What happens if China goes the same way? According to the United States Energy Information Administration (EIA), China has the largest technically recoverable shale gas resources in the world. Yet, little is known about what might happen if these reserves were to be exploited – particularly for developing countries that are exporting gas to China.
Moreover, it’s clear that fracking and the ‘shale gas revolution’ could offer a major jolt to the geopolitics of energy – and have profound effects on economies of developing countries. I and some colleagues at ODI have been investigating the potential repercussions – outlined in a research paper launched this week.
Based on this research I see three major areas of potential change:
- Chinese production altering markets and prices, creating new risks for developing countries. Currently, China produces very little shale gas – about 200 million cubic meters or around 0.1% of its total consumption. However, this is likely to increase to 6.5 billion by 2015 according to the China government’s Shale Gas Development Guidance 2011 -2015. By 2020, shale gas production is projected to rapidly surge by ten-fold to 60-100 billion cubic meters.
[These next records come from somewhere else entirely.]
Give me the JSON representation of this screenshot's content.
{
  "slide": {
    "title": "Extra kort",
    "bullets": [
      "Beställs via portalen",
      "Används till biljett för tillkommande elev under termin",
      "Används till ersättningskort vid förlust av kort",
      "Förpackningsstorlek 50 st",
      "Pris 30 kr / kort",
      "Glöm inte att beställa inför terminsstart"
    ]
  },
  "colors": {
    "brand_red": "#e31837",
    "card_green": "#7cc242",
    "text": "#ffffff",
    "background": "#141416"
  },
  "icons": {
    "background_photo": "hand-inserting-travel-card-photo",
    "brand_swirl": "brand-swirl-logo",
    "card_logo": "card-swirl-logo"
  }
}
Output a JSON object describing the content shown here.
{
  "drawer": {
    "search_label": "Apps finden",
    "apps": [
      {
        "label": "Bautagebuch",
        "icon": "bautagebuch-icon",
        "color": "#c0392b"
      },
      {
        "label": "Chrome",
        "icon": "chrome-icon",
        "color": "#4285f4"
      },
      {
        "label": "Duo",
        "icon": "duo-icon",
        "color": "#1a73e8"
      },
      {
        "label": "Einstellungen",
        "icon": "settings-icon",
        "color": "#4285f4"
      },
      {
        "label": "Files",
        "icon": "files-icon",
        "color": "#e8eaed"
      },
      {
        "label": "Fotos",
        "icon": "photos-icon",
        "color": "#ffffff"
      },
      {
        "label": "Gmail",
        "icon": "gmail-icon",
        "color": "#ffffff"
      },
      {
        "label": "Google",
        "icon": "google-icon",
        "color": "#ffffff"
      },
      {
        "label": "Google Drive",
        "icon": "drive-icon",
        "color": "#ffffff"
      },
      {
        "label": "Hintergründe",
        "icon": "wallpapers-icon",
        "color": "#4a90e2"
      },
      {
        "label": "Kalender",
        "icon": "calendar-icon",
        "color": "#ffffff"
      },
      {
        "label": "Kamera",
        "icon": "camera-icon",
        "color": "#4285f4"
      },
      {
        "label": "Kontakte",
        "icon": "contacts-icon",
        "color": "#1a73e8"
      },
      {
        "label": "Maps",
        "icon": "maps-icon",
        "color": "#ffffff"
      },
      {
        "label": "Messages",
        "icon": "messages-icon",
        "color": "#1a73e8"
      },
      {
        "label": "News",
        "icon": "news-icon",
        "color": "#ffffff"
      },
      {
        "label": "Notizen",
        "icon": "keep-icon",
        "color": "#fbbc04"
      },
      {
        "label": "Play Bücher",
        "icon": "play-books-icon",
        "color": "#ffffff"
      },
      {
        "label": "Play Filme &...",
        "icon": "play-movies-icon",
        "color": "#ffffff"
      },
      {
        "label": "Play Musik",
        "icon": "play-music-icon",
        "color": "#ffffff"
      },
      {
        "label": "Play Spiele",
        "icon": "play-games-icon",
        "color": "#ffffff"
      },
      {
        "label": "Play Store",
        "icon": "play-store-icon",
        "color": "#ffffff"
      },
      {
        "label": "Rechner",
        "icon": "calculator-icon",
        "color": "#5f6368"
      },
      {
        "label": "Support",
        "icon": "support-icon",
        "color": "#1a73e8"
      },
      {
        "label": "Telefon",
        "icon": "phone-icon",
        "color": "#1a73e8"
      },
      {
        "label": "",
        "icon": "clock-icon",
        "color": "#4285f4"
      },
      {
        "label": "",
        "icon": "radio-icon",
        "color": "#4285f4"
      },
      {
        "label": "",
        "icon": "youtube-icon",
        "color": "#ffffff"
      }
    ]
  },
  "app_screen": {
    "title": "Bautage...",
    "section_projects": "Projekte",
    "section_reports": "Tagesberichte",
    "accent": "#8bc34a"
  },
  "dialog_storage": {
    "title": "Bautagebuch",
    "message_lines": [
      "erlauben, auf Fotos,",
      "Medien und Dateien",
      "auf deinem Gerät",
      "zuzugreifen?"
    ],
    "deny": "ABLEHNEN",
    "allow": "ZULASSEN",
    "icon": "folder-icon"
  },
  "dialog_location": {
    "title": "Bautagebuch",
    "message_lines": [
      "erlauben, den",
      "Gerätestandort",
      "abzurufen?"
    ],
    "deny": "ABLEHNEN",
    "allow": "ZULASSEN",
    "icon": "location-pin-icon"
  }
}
Such figure is still small comparing to about 295 billion cubic meters shale gas US produced in 2012. Assuming China continues to import 31.6% (2013 ratio) of its natural gas by 2020, China’s shale gas production would in effect reduce its natural gas imports by up to 40%. Moreover, one of the side benefits of the fracking is the production of other energy products such as tight oil and some of the same countries that may already be adversely affected by the US may be similarly affected if production in China also generates a similar magnitude of shock. Since many of China’s energy suppliers are developing countries, such risks are very significant and should not be overlooked.
- In the medium to long run, the fracking revolution has the potential to influence geopolitical outcomes by creating new winners and losers. Clearly, the US and China stand to benefit from more energy independence and therefore more energy security. In China’s case, there could be less friction in the South China Sea, which some believe was motivated by the underlying oil and gas fields. On the other hand, existing major energy producers stand to fall from their current market power. Organization of the Petroleum Exporting Countries (OPEC) even predicts that its market share for crude oil to fall from 41% in 2013 to 39% by the end of the decade, while production levels in the US and Canada continue to rise rapidly and it would be interesting to see to what extent such loss of market share could cause OPEC to lose its grip on international oil price.
- Russia is also likely to suffer some of the largest negative consequences of shale gas exploration, as 40% of its fiscal revenue comes from oil and gas exports. Russia uses its strong position as an energy exporter to influence politics abroad and strengthen its own position, as in the Ukrainian crisis. At the moment, Ukraine is anticipating a steep rise in the price of Russian energy imports with the possibility of further disruption to supply. Europe’s reliance on Russian energy have weakened its position to levy sanctions and subsequently led to calls to diversify energy sources. This could well incentivise some of the EU member states to develop its own fracking program in the near future.
If global policy-makers are to respond to these changes, they’re going to need to account for such risks and opportunities in their future projections. Of course, these risks can come from different channels and sources – economic, geopolitical and environmental. ODI’s latest Shock Watch bulletin examines some of these risks and opportunities for developing countries.